As clubs and bars across China shutter their doors to contain the spread of COVID-19, there are a couple of bars that are taking to the streets to keep their business afloat. It’s been reported that some establishments across the country are delivering drinks — even happy hours specials — to those holed up in their homes under quarantine.
Shanghai cocktail lounge Union Trading Company is one of the venues taking matters into their own hands. In an announcement made over Instagram, the delivery service they're offering comes “in light of our combined unfortunate circumstances”. Another watering hole in the Chinese city of Guangzhou has been transporting margaritas in jars, which people can order via WeChat.
Other brands are also reminding people of how to have fun indoors. Ballentine’s whiskey sent out a text message ad that read “stuck inside, you can still drink with your friends”.
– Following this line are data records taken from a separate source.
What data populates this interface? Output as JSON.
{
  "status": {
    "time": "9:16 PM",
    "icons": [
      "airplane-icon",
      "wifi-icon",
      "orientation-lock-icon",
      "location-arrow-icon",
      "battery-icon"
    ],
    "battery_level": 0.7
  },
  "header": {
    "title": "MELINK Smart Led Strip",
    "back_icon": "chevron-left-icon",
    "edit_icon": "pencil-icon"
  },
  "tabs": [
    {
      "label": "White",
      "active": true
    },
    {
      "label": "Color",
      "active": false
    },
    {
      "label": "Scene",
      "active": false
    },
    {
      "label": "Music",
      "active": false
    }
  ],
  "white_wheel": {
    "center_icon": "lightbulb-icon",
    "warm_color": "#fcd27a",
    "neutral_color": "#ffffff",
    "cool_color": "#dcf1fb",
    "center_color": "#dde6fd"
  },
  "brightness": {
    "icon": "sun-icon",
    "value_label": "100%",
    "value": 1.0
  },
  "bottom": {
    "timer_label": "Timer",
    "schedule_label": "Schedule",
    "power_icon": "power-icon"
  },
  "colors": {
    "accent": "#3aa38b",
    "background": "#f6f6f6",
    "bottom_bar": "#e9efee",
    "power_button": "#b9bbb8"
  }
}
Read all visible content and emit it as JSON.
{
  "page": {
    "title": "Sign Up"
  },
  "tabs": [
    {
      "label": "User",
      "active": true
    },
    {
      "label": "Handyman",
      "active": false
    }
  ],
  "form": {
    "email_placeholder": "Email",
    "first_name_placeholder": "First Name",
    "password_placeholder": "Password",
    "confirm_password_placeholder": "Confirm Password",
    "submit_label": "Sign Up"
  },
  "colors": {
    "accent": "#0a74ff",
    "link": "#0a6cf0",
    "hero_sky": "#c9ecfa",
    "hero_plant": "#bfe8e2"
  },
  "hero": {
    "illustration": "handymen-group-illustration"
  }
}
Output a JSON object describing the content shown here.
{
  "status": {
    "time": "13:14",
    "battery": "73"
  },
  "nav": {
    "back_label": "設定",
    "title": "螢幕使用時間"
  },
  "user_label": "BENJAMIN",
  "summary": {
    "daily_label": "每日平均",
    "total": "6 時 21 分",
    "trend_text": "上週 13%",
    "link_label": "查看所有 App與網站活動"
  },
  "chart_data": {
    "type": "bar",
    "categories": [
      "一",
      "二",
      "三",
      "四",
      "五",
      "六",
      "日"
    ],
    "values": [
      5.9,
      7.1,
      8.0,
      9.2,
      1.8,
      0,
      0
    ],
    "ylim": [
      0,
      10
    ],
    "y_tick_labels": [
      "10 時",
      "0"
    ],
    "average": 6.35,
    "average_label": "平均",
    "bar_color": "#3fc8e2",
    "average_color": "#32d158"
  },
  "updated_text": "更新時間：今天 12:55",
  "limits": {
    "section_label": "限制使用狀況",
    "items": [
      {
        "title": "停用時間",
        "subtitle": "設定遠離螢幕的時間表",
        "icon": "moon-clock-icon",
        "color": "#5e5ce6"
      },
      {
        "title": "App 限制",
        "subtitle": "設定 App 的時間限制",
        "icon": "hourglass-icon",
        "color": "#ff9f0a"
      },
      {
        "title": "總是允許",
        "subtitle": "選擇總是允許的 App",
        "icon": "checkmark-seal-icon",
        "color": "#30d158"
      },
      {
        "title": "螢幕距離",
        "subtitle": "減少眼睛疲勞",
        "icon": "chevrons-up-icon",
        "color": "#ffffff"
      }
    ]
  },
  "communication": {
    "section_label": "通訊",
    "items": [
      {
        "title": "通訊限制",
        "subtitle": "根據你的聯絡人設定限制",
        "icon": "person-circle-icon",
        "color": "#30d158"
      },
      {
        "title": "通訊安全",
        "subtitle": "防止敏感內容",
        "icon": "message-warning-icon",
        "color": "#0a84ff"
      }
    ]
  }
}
While it may sound like a fun initiative, it’s not to be forgotten the toll that the quarantine is taking on small businesses during the profit-less as many have been closing and putting employees out of business. One bar owner said the service “doesn’t compare with being open.”
Several other industries have taken to creative means to stay in business as pretty much all extracurricular activities have come to a screeching halt in China. Food pick-up and delivery has gone contactless, lessons have gone online (even gym classes), movie premieres have turned to streaming, and even DJs and nightclubs have taken their confinement in stride and are live streaming their parties.
Elevator, Shanghai’s go-to nightclub for all sounds underground, teamed up with Shanghai Community Radio and threw a 12-hour party last week. The “home party” featured performances from some of their residents like Heatwolves, and Michael Cignarale of queer club night Medusa. Elevator's boss Mau Mau said: “We’re going to keep doing at least one marathon thing a week.”
As of writing, COVID-19 has been infected more than 77,00 people and seen more than 2,000 deaths. However more than 20,000 have already recovered. Outside of China, the music industry around Asia has been greatly impacted as misinformation spreads and has resulted in the cancellation of several shows.
[Via Radii China, Image via Getty Images]